Frustrated by a learning disability that made reading difficult, Ahmet Zappa, son of legendary rock musician Frank Zappa, dropped out of school in eighth grade. So nobody is more surprised than he is about the release of his first novel, The Monstrous Memoirs of A Mighty McFearless (Random), a heavily illustrated story about monster hunts, a kidnapping and a daring rescue. Disney has already snapped up the movie rights, with Jerry Bruckheimer signed on to produce the live-action film.
Zappa, 32, is working on the second book in a planned trilogy, but still thinking about the “really sweet librarian” at his grade school who tried to help him overcome dyslexia. Wait ‘til she finds out he still has one of her books.
So what’s it like for the kid who had trouble reading to become a novelist?
I get really emotional about thinking about it. I mean, I’m not trying to do this “Oh, woe is me,” thing, but school was traumatic. I felt like I was the only kid in the world who couldn’t do my own work. Reading was just an impossiblity and reading out loud was the most embarrassing thing.
And yet, you loved the school librarian.
Well, it didn’t hurt that she was really pretty. She knew I picked books by their covers—the worse the cover, the more I wanted to read it. To this day, I collect things that just look retarded. And there was this one book, Bunnicula [by James Howe]. This book, it nearly killed me. I wanted to know what was in that book in the worst way, but I just couldn’t read it.
How did you cope?
When we had to do book reports, I would pick a book that no one read and just make it up and turn that in. I got praised for my imagination.
How did you eventually conquer your reading problem?
Comic books made a huge difference. There was one about Craven the Hunter and Vermin the Man-Rat, eating people in the sewers. The way it was drawn, it really roped me in. I read that book over and over because the images were telling a lot of the story. There was also something about discovering it on my own, and something about the pacing, but it changed reading for me in a way a regular book couldn’t. There was something about the thickness of a book, that would just kill it for me. A fat book? That was kryptonite.

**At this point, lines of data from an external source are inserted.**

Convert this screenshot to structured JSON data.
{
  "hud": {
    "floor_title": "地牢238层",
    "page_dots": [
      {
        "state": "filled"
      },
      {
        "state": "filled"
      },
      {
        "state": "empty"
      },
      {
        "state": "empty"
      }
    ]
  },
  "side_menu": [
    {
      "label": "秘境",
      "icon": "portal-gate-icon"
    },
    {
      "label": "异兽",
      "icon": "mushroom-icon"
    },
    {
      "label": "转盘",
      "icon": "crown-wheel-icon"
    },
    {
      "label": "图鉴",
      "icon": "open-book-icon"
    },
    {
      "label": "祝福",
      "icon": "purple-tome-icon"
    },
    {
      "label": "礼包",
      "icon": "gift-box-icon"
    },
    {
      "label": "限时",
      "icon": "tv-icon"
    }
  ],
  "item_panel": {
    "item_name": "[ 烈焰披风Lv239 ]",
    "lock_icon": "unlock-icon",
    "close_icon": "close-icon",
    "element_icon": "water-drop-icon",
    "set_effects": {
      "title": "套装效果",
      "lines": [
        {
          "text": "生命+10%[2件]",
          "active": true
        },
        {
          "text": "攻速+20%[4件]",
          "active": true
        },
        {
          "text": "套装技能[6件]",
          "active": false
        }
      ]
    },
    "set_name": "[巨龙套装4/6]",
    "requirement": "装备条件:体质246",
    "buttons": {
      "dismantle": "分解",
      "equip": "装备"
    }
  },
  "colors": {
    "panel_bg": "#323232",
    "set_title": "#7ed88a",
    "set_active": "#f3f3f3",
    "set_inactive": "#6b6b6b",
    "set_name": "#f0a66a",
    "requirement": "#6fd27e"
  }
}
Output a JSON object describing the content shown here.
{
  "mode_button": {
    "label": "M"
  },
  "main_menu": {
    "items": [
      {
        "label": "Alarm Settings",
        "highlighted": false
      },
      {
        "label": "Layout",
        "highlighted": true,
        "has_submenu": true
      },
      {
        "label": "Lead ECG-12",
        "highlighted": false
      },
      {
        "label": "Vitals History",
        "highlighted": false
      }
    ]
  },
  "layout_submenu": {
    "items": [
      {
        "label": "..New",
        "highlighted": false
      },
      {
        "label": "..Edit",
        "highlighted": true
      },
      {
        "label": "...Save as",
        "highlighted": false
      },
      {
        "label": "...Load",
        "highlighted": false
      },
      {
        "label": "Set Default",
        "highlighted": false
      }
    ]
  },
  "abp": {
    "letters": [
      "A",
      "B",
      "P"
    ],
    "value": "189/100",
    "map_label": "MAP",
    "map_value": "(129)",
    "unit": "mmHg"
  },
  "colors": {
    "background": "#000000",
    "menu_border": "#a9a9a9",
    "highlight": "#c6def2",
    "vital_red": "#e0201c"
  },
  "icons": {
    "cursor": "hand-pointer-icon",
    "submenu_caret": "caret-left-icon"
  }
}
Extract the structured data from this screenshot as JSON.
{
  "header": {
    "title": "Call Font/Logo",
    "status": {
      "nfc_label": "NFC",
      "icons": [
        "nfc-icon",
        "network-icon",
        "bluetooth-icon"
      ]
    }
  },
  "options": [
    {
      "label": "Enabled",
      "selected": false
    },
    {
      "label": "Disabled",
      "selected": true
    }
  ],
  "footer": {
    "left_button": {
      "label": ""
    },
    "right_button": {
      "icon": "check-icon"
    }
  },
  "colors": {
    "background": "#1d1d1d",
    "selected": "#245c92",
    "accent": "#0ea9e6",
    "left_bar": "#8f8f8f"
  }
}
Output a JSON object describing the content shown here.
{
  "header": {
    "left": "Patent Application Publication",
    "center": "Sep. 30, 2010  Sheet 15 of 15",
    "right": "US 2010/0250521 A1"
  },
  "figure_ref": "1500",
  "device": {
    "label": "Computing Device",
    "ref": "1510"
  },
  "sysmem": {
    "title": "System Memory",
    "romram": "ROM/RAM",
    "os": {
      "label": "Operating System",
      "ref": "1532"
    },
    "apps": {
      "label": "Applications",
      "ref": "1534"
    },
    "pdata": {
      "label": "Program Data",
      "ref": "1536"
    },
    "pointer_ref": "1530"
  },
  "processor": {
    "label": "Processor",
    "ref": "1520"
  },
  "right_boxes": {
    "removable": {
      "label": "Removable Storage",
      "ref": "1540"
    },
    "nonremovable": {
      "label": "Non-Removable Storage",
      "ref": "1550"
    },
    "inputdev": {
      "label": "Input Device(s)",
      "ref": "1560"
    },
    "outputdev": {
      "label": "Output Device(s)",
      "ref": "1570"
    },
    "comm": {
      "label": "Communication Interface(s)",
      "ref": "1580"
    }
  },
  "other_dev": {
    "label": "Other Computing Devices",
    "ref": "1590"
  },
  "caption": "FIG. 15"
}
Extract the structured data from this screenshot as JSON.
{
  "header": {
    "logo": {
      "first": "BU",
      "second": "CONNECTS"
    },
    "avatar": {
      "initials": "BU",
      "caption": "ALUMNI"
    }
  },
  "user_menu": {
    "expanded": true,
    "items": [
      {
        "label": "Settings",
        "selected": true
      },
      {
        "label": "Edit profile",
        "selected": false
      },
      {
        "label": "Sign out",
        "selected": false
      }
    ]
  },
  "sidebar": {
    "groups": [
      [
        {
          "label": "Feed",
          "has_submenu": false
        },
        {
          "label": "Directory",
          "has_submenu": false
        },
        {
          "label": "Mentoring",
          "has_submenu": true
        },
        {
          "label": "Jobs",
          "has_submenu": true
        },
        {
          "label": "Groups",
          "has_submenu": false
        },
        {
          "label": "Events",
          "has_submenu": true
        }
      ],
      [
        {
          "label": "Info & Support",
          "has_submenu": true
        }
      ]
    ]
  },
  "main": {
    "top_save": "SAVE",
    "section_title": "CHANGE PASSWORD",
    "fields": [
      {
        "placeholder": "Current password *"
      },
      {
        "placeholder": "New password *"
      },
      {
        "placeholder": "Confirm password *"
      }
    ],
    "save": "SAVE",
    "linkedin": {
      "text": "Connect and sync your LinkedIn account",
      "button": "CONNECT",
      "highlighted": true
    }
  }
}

Mighty McFearlessis easy on the eye—lots of illustrations that you did yourself.
The photo illustrations were done by me and my friend, Clay Sparks, but all the drawings are mine. Originally, the idea I sold to Random House was an illustrated recipe book on how to defend yourself against monsters. The way this whole novel thing came together was I sold them one bill of goods and then didn’t communicate very well, and my editor, Chris Angelilli, was under pressure basically for multiple things that are all my fault like not turning things in on time. I think he was going to pull the plug because he needed artwork and I think he thought I hadn’t done any of it. I sent him a flood and then he said, “I think we need a little bit more of a story.” That made me ill. I had pictures, my recipes—I was done. But without him saying, “I need more,” there never would have been a book, and once he said it, it made me realize it was really important to me to write this book.
So was it smooth sailing from there?
I was off and running, but at a slow place. My book agent, Helen Breitwieser, would get my chapters first. I would send her things and beg her not to send them to Chris because I was so paranoid. I am like Captain Run-on Sentence, but she made it very comfortable for me. I really feel like we did this together. This has been the greatest adventure of our lives.
That’s saying a lot, since growing up as Frank Zappa’s son was probably pretty adventurous. What would he think of the book?
I think he’d be really proud of me and I think he’d be really moved. It’s really a big “I love you” to my Dad. I miss my Dad [Zappa died in 1993]. My Dad loved cheesy monster movies, so we’d have Godzilla movie marathons. Those are some of my favorite memories, laughing at how the monster outfits were so bad, like black garbage bags for heads.
But maybe those monster movies are why you were scared of monsters as a kid.
Oh, yeah. I would see monster faces in my window, see them out of the corner of my eye. These recipes would have been very useful to me. I had this whole ritual with my mother making the bed with me inside it so I would be invisible.
And you have more recipes—this is the first of a three-book deal, right?
That fills me with dread. I’m in the middle of book two, but stalled. When I was in trouble with book one, I was writing a chapter a night. Now I’m writing a paragraph a day and the manuscript is due to Puffin [U.K.] in September.
The press release that came with your book is the first I’ve ever seen that describes the author as “unhinged.” That doesn’t offend you, does it?
No. I think I am.
Final question—have you ever gotten around to reading Bunnicula?
I don’t like to admit this but I haven’t. I have the book. I don’t like to admit this either, but I stole the copy from the library, the only book I ever stole. It has an old book smell. I’ve tried to read it, but I get really emotional just looking at it.